__WHAT TO PRODUCE__
Below are the entries; return every line among them that holds the word "title".

*** Opening INPUT FOR THIS TASK ***

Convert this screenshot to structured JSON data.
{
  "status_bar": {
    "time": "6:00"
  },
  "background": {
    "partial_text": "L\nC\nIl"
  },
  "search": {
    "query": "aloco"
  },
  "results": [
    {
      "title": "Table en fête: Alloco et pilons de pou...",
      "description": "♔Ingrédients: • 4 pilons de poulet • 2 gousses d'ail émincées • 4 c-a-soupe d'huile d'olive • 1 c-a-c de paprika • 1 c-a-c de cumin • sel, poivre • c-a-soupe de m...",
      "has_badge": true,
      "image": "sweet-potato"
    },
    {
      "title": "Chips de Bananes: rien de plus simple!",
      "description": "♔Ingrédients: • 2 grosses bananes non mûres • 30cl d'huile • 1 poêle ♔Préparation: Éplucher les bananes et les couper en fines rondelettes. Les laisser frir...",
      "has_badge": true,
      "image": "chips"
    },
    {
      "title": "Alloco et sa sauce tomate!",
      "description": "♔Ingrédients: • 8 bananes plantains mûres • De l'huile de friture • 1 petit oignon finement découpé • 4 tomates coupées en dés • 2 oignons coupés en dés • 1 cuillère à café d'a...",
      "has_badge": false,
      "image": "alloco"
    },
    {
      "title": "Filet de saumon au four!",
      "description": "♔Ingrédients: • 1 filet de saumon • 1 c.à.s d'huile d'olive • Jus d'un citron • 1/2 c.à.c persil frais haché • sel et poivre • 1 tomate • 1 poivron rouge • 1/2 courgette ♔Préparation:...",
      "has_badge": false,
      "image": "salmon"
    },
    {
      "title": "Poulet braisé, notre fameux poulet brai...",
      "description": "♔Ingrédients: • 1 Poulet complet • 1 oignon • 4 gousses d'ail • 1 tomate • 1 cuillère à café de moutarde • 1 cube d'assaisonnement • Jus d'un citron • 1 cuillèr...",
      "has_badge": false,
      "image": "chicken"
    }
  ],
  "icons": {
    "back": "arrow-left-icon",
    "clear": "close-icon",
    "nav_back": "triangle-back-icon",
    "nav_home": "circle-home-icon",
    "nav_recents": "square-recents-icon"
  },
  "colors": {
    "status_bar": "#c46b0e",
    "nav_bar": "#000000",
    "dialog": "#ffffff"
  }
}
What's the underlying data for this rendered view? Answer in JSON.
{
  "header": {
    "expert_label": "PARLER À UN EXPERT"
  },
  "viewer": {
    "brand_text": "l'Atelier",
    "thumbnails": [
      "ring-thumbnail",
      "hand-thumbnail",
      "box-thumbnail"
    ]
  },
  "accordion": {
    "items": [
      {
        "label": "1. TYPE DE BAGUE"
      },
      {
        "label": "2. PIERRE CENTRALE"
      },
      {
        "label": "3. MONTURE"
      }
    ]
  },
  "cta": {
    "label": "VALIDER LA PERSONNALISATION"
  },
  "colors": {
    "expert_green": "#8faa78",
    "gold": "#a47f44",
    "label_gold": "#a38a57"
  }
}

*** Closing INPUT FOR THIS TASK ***

__OUTPUT FOR THIS EXERCISE__
      "title": "Table en fête: Alloco et pilons de pou...",
      "title": "Chips de Bananes: rien de plus simple!",
      "title": "Alloco et sa sauce tomate!",
      "title": "Filet de saumon au four!",
      "title": "Poulet braisé, notre fameux poulet brai...",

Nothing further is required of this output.